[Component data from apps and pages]
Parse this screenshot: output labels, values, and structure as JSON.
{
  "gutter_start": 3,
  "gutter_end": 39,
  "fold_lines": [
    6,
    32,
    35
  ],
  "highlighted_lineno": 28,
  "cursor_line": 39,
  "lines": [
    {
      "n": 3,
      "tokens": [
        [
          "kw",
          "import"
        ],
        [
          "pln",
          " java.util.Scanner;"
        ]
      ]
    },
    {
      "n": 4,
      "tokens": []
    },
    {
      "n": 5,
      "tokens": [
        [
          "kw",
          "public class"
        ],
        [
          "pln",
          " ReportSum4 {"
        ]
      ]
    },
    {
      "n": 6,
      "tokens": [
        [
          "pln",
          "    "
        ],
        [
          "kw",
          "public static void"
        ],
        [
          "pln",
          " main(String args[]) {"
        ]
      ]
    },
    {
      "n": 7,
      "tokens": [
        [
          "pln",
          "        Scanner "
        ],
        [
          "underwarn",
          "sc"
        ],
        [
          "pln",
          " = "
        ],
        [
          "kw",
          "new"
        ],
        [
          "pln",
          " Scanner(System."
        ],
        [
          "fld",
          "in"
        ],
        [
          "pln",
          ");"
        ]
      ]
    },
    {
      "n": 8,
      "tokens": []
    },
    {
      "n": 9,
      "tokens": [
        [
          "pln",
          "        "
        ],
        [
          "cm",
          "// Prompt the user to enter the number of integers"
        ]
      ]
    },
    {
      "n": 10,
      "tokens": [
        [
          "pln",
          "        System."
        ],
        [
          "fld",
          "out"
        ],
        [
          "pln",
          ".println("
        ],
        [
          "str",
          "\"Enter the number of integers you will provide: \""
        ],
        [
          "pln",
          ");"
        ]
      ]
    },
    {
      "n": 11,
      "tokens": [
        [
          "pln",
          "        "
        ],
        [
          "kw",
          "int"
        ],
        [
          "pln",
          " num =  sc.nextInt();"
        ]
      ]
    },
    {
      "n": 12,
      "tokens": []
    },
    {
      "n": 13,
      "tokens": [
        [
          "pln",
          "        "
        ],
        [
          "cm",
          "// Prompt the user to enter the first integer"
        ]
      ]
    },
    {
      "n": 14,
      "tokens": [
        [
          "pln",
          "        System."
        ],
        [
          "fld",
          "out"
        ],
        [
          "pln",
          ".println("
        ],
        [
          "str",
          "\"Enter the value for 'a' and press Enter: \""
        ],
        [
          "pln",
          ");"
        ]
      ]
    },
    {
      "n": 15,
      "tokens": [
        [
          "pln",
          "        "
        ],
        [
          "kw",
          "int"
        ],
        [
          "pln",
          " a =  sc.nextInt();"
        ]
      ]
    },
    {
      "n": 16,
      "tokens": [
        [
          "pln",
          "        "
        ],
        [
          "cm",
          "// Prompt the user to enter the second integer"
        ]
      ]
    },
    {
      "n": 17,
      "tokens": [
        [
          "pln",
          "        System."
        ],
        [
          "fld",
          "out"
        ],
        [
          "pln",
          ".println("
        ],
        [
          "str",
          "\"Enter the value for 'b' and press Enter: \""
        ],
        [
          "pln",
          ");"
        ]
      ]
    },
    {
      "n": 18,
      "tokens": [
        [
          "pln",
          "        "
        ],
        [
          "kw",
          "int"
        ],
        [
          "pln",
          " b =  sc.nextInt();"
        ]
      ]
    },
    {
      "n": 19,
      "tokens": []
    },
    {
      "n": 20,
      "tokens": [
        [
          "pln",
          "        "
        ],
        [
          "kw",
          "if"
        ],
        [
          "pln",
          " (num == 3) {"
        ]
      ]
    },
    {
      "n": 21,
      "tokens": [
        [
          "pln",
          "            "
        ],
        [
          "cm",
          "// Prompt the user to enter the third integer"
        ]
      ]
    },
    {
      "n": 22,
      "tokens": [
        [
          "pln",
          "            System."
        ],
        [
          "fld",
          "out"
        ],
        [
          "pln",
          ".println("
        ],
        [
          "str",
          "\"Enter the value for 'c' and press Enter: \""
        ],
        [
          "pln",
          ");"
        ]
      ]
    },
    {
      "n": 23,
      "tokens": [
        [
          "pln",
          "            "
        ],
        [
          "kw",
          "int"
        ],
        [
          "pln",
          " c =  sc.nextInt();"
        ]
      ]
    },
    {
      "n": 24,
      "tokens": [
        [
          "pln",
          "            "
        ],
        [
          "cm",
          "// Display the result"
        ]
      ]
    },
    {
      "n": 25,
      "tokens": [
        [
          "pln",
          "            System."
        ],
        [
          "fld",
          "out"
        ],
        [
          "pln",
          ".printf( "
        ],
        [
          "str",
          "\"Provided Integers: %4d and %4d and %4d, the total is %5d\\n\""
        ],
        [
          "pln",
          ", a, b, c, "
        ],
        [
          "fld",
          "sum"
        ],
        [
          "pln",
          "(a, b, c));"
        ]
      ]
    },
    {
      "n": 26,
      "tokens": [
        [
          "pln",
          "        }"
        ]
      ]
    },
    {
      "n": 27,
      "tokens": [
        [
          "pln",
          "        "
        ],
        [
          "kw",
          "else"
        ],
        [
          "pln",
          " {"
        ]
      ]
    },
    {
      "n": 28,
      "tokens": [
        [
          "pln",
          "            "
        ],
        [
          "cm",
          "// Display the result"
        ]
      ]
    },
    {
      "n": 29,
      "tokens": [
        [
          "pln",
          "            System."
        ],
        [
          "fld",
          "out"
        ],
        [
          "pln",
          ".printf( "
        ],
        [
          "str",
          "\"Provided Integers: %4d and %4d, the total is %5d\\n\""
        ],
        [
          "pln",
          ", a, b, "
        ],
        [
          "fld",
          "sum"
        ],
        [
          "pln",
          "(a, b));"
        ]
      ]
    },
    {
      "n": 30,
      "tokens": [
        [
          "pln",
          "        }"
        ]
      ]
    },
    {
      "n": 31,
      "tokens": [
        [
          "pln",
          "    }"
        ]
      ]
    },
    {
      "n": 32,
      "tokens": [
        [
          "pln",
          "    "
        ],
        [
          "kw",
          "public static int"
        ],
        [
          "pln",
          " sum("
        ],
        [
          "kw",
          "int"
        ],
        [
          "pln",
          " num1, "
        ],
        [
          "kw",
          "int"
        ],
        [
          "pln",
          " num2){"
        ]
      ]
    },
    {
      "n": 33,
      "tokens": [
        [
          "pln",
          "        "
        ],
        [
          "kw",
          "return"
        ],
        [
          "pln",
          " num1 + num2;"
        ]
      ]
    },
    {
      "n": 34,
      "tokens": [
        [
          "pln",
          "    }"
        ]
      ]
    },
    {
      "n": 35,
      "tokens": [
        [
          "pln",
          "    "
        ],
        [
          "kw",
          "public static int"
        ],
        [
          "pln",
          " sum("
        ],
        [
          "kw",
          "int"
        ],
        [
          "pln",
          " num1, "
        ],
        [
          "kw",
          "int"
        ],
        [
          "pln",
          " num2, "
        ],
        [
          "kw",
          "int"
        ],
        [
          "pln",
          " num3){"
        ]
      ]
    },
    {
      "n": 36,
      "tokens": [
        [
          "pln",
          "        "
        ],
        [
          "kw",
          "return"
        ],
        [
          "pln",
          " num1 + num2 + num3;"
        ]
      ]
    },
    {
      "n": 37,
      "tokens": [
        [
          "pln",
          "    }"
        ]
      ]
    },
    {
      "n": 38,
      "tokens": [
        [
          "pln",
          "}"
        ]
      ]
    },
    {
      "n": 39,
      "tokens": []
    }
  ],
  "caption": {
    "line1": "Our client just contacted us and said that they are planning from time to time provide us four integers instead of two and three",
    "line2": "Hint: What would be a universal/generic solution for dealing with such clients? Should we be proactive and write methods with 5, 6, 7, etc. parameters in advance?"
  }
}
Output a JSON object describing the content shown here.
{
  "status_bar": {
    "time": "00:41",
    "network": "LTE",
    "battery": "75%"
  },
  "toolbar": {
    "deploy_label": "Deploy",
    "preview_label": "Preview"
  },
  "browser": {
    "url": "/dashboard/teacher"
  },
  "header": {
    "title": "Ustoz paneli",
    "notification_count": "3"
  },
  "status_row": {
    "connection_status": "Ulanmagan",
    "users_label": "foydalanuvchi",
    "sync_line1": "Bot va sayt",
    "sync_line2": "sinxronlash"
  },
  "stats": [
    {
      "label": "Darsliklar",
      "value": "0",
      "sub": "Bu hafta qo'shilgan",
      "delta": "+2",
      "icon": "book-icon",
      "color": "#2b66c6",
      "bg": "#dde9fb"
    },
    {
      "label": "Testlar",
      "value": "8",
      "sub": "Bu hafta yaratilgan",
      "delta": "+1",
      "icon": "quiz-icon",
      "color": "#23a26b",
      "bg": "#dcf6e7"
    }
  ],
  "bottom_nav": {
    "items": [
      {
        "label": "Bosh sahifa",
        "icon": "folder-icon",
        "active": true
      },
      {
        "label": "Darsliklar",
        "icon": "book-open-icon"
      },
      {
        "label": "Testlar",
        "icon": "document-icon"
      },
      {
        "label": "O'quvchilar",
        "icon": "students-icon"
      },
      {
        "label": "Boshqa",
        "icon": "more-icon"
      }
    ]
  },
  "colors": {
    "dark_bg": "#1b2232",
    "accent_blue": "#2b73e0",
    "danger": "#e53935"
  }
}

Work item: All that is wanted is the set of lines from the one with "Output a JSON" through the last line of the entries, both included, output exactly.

Task output:
Output a JSON object describing the content shown here.
{
  "status_bar": {
    "time": "00:41",
    "network": "LTE",
    "battery": "75%"
  },
  "toolbar": {
    "deploy_label": "Deploy",
    "preview_label": "Preview"
  },
  "browser": {
    "url": "/dashboard/teacher"
  },
  "header": {
    "title": "Ustoz paneli",
    "notification_count": "3"
  },
  "status_row": {
    "connection_status": "Ulanmagan",
    "users_label": "foydalanuvchi",
    "sync_line1": "Bot va sayt",
    "sync_line2": "sinxronlash"
  },
  "stats": [
    {
      "label": "Darsliklar",
      "value": "0",
      "sub": "Bu hafta qo'shilgan",
      "delta": "+2",
      "icon": "book-icon",
      "color": "#2b66c6",
      "bg": "#dde9fb"
    },
    {
      "label": "Testlar",
      "value": "8",
      "sub": "Bu hafta yaratilgan",
      "delta": "+1",
      "icon": "quiz-icon",
      "color": "#23a26b",
      "bg": "#dcf6e7"
    }
  ],
  "bottom_nav": {
    "items": [
      {
        "label": "Bosh sahifa",
        "icon": "folder-icon",
        "active": true
      },
      {
        "label": "Darsliklar",
        "icon": "book-open-icon"
      },
      {
        "label": "Testlar",
        "icon": "document-icon"
      },
      {
        "label": "O'quvchilar",
        "icon": "students-icon"
      },
      {
        "label": "Boshqa",
        "icon": "more-icon"
      }
    ]
  },
  "colors": {
    "dark_bg": "#1b2232",
    "accent_blue": "#2b73e0",
    "danger": "#e53935"
  }
}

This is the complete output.